First of all, one must understand the process by which the President is removed from his position. To successfully impeach and then remove Trump, the House of Representatives must first secure a majority of the votes in favor of impeachment. In the way our current House of Representatives is made up, where democrats occupy a majority of the house, this was predicted to be passed relatively easily. This was, in fact, the case, and Trump has been officially impeached. However, there is a complete second step in the process to remove the President from his position. This second step is essentially a trial conducted by the Senate, where a two-thirds majority is needed for removal. Taking into consideration the fact that the Senate is currently Republican-controlled 53 to 47, there is a very small likelihood of Trump actually getting removed.  

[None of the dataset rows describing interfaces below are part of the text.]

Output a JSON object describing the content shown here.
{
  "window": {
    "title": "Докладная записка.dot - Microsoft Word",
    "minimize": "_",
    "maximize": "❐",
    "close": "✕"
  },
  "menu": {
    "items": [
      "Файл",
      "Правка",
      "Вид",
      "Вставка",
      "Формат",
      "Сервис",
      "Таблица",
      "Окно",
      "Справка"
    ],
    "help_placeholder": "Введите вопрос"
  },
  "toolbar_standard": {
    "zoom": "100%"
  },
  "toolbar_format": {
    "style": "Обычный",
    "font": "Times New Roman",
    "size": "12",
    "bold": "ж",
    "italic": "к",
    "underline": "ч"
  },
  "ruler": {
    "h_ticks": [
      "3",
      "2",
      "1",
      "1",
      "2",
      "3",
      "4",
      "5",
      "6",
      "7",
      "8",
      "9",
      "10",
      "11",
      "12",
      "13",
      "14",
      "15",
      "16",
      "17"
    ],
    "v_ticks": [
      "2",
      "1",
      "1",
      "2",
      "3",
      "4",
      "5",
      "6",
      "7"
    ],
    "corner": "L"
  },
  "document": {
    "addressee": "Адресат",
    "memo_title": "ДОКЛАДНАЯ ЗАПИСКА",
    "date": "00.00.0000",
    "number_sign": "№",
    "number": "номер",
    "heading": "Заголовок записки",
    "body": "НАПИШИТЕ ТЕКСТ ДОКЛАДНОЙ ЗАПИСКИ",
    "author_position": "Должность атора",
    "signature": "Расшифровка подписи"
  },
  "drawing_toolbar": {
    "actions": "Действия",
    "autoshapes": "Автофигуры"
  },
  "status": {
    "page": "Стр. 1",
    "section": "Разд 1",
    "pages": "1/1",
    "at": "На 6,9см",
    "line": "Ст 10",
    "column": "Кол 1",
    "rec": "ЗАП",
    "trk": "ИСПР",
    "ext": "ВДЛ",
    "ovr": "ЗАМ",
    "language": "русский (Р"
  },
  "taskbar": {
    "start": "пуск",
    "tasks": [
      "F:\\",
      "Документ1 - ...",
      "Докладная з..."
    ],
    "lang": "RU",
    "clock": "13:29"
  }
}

“I view this day, this vote, as something that we did to honor the vision of our founders to establish a republic, the sacrifice of our men and women in uniform to defend our democracy and the republic, and the aspirations of our children that they will always live in a democracy, and we have tried to do everything we can to make sure that that is their reality,” speaker of the House Nancy Pelosi revealed. It was clear that this vote was a partisan one, with Democrat’s main argument being that they are defending the principles of the constitution and that of the Republicans being Trump is innocent and that the accusations are baseless, as was revealed in an email sent from the white house to active Trump supporters in the days following the House’s decision, saying, “229 Democratic TRAITORS voted to impeach President Trump for NO REASON other than the fact that they don’t like him. The American people elected President Trump, but Democrats and the FAKE NEWS still can’t accept it.”

 As to what is coming next in this entire process, it is not entirely certain. At this point in time, what we definitely do know are the seven Democratic managers, all of whom are active House members, who have been selected by Pelosi to operate as prosecutors during the trial in the Senate. These include Hakeem Jeffries of New York, Jason Crow of Colorado, Sylvia Garcia of Texas,  Zoe Lofgren of California, Jerry Nadler of New York, Val Demings of Florida, and lastly Adam Schiff of California. All of these individuals were selected because of their prosecutorial experience and their ability and familiarity with being in a courtroom presenting charges. 

 As of the morning of January 16th, the seven house managers are planning to enter the Senate Chamber and read aloud the articles of impeachment, expected to take place around noon. Later on, Chief Justice John Roberts will walk from the Supreme Court to the Senate to receive an oath to conduct “impartial justice” by Senator Chuck Grassley, which then will be delivered to the collective group of 100 senators. 

According to Senate rules, Trump must be summoned and respond to the charges which will, most likely, come in the written form several days from now. The Senate will then break for Martin Luther King jr. day, and is expected to begin the trial itself on Tuesday, the 21st. Due to the unprecedented nature of the events unfolding, it cannot be said with any definite certainty the length of the trial, how many witnesses will be called to testify, or other specifics of the sort. It is truly a historic moment in our country’s history and a great display of the ingenuity and foresight that the founders of our constitution had 232 years ago.

With all this political commotion going on, it is understandable that many are unsure how this will affect Trump in his campaign for the 2020 elections, and, honestly, it may depend on who you ask. A majority of Republicans would argue this is beneficial to Trump, acting as a demonstration of his supposed innocence and as a confirmation of the irrational hatred Democrats hold towards Trump. For Democrats, however, this is an opportunity to permanently stain Trump’s presidential record as one of only three Presidents to ever be impeached, as well as possibly weaken the legitimacy of his campaign.